The image from the Pakon usually comes with the WB that I don’t feel the need to change. The clouds look white, so does the shorts and the boat. Looking at the jeans you see blue jeans and the same goes for skin. Someone could want a warmer image, using either some more yellow or split toning on the shadows.

My first step was to add blacks until I got a little clipping on the darker areas. Interesting to see how this film has little shadow detail and how clipping pops up in a bunch of different areas all at once.


The image from the Pakon shows some lighter borders so I applied some vignetting tool to darken them a bit. Not sure if there is distortion or not from the Canon 35mm f/2 EF, but I tried to fix something that was bugging me in this image as well. I don’t really know why this image shows this when scanned at the Pakon.

Added some presence and saturation to give some punch to the image. Went on to crop the image and applied a graduate filter since the left side still appeared lighter to my eyes.




Here is a before and after so far.


One last step is to control the noise (I can see some different colors on the image grain) and to add sharpening to the image structure. With the Pakon I usually go for a lot of masking and zero detail to avoid loosing the beautiful grain it does.




Looking at the final image, I’m happier with the color on the jeans and leg you can see through the bicycle wheel. Seems more clear than the other scan.


If you got interested in learning more about the Pakon scanner, there is a Facebook Group devoted to it, it seems at the present the best online resource of used scanners and software to run this machine. It runs in Windows XP (or at least XP mode) only and for some people this is a deal breaker, it shouldn’t be, this scanner is worth the trouble of having Parallels and a Windows XP install on your Mac.

In order to go deeper into the scanning process, one can always study on how to get linear gamma scans of the negatives and how to process them in Color Perfect plugin for Photoshop, this a more elaborate and complex process, requires more expensive software and may yield better and more controllable results after a bit of a learning curve. The Pakon scanner is not compatible with this workflow, but the V600 is, although kind of cheap to be used with so much scanning effort.

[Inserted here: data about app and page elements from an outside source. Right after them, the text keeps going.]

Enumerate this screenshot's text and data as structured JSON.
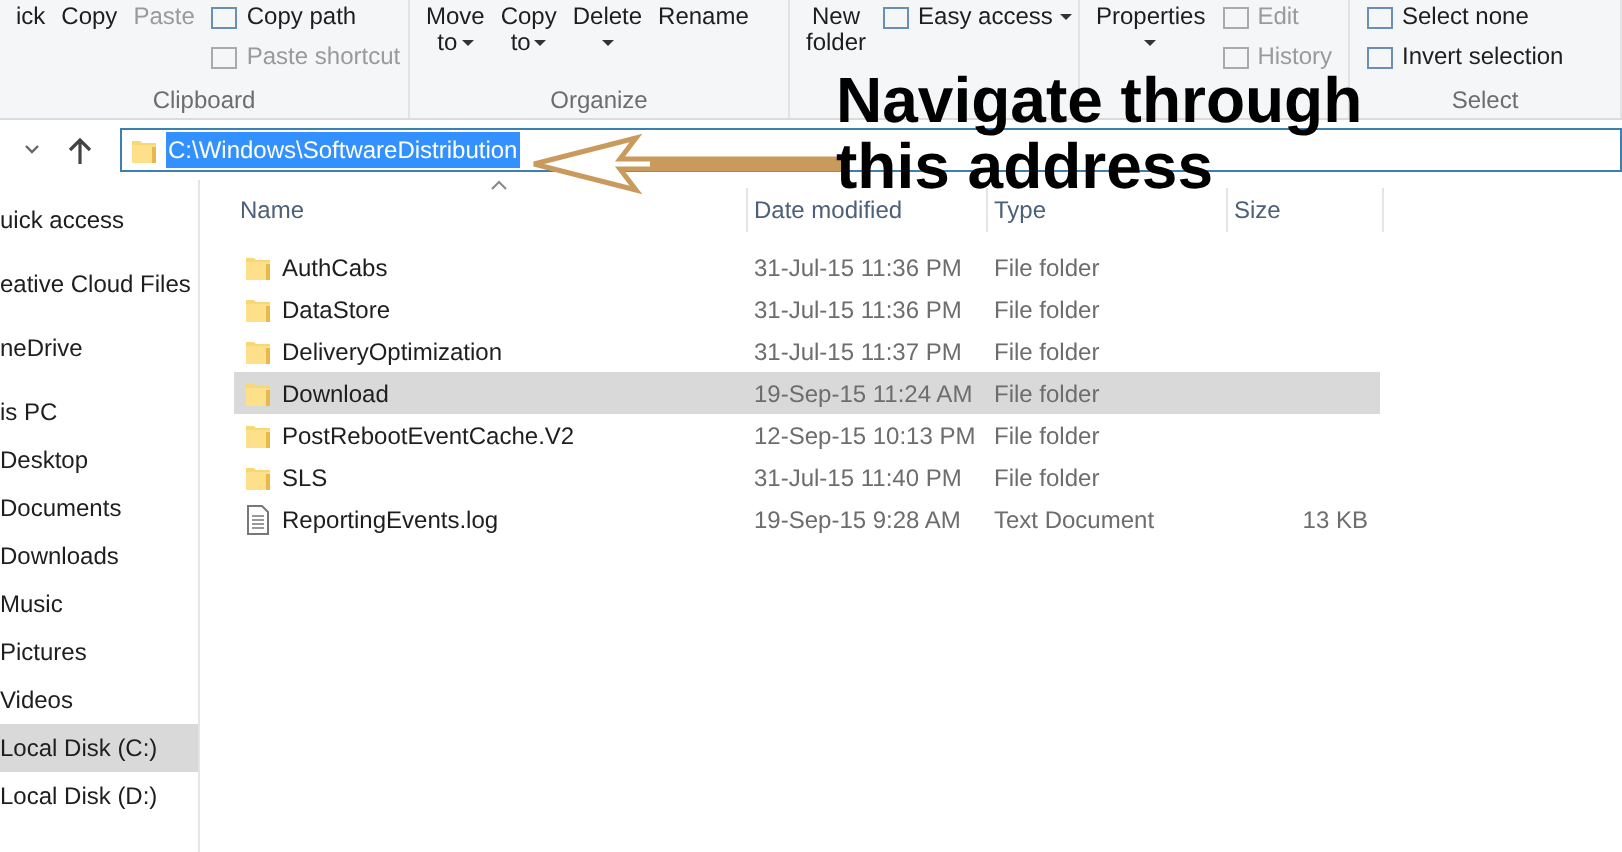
{
  "ribbon": {
    "groups": [
      {
        "label": "Clipboard",
        "large": [
          {
            "label": "ick",
            "disabled": false
          },
          {
            "label": "Copy",
            "disabled": false
          },
          {
            "label": "Paste",
            "disabled": true
          }
        ],
        "small": [
          {
            "label": "Copy path",
            "disabled": false
          },
          {
            "label": "Paste shortcut",
            "disabled": true
          }
        ]
      },
      {
        "label": "Organize",
        "large": [
          {
            "label": "Move",
            "label2": "to",
            "caret": true,
            "disabled": false
          },
          {
            "label": "Copy",
            "label2": "to",
            "caret": true,
            "disabled": false
          },
          {
            "label": "Delete",
            "caret": true,
            "disabled": false
          },
          {
            "label": "Rename",
            "disabled": false
          }
        ]
      },
      {
        "large": [
          {
            "label": "New",
            "label2": "folder",
            "disabled": false
          }
        ],
        "small": [
          {
            "label": "Easy access",
            "caret": true,
            "disabled": false
          }
        ]
      },
      {
        "large": [
          {
            "label": "Properties",
            "caret": true,
            "disabled": false
          }
        ],
        "small": [
          {
            "label": "Edit",
            "disabled": true
          },
          {
            "label": "History",
            "disabled": true
          }
        ]
      },
      {
        "label": "Select",
        "small": [
          {
            "label": "Select none",
            "disabled": false
          },
          {
            "label": "Invert selection",
            "disabled": false
          }
        ]
      }
    ]
  },
  "address": {
    "path": "C:\\Windows\\SoftwareDistribution",
    "selected": true
  },
  "annotation": {
    "text": "Navigate through this address"
  },
  "sidebar": {
    "groups": [
      {
        "items": [
          {
            "label": "uick access",
            "selected": false
          }
        ]
      },
      {
        "items": [
          {
            "label": "eative Cloud Files",
            "selected": false
          }
        ]
      },
      {
        "items": [
          {
            "label": "neDrive",
            "selected": false
          }
        ]
      },
      {
        "items": [
          {
            "label": "is PC",
            "selected": false
          },
          {
            "label": "Desktop",
            "selected": false
          },
          {
            "label": "Documents",
            "selected": false
          },
          {
            "label": "Downloads",
            "selected": false
          },
          {
            "label": "Music",
            "selected": false
          },
          {
            "label": "Pictures",
            "selected": false
          },
          {
            "label": "Videos",
            "selected": false
          },
          {
            "label": "Local Disk (C:)",
            "selected": true
          },
          {
            "label": "Local Disk (D:)",
            "selected": false
          }
        ]
      }
    ]
  },
  "table": {
    "columns": [
      "Name",
      "Date modified",
      "Type",
      "Size"
    ],
    "rows": [
      {
        "kind": "folder",
        "name": "AuthCabs",
        "date": "31-Jul-15 11:36 PM",
        "type": "File folder",
        "size": "",
        "selected": false
      },
      {
        "kind": "folder",
        "name": "DataStore",
        "date": "31-Jul-15 11:36 PM",
        "type": "File folder",
        "size": "",
        "selected": false
      },
      {
        "kind": "folder",
        "name": "DeliveryOptimization",
        "date": "31-Jul-15 11:37 PM",
        "type": "File folder",
        "size": "",
        "selected": false
      },
      {
        "kind": "folder",
        "name": "Download",
        "date": "19-Sep-15 11:24 AM",
        "type": "File folder",
        "size": "",
        "selected": true
      },
      {
        "kind": "folder",
        "name": "PostRebootEventCache.V2",
        "date": "12-Sep-15 10:13 PM",
        "type": "File folder",
        "size": "",
        "selected": false
      },
      {
        "kind": "folder",
        "name": "SLS",
        "date": "31-Jul-15 11:40 PM",
        "type": "File folder",
        "size": "",
        "selected": false
      },
      {
        "kind": "file",
        "name": "ReportingEvents.log",
        "date": "19-Sep-15 9:28 AM",
        "type": "Text Document",
        "size": "13 KB",
        "selected": false
      }
    ]
  }
}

I’m a Brazilian photographer based in Sao Paulo. I photograph weddings to make a living and I have been interested in scanners for a very long time. You can see some of my personal work here:

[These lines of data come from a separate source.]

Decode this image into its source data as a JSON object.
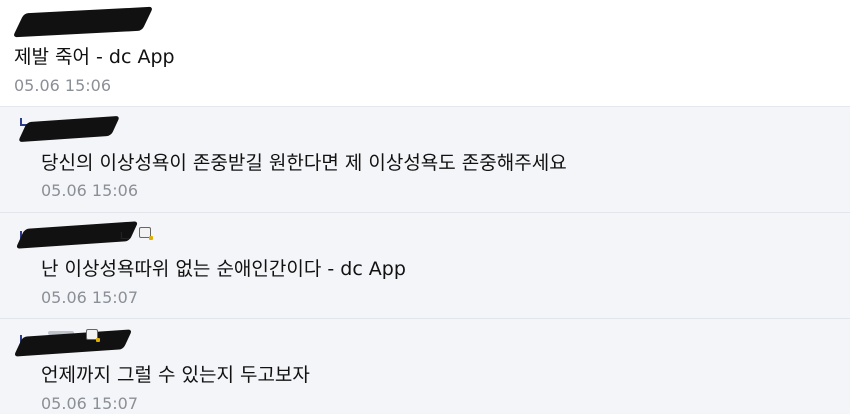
{
  "comments": [
    {
      "type": "comment",
      "text": "제발 죽어 - dc App",
      "time": "05.06 15:06"
    },
    {
      "type": "reply",
      "text": "당신의 이상성욕이 존중받길 원한다면 제 이상성욕도 존중해주세요",
      "time": "05.06 15:06"
    },
    {
      "type": "reply",
      "nick_peek": "ㄴ",
      "text": "난 이상성욕따위 없는 순애인간이다 - dc App",
      "time": "05.06 15:07"
    },
    {
      "type": "reply",
      "text": "언제까지 그럴 수 있는지 두고보자",
      "time": "05.06 15:07"
    }
  ],
  "icons": {
    "reply_marker": "reply-arrow-icon",
    "writer_badge": "gallery-badge-icon"
  },
  "colors": {
    "text": "#111111",
    "timestamp": "#8b8f96",
    "reply_background": "#f4f5f8",
    "reply_marker": "#2e3a8a",
    "divider": "#e2e5ec"
  }
}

Thanks for sharing your tips and technique with us Guilherme. If you have any tips of your own please comment below.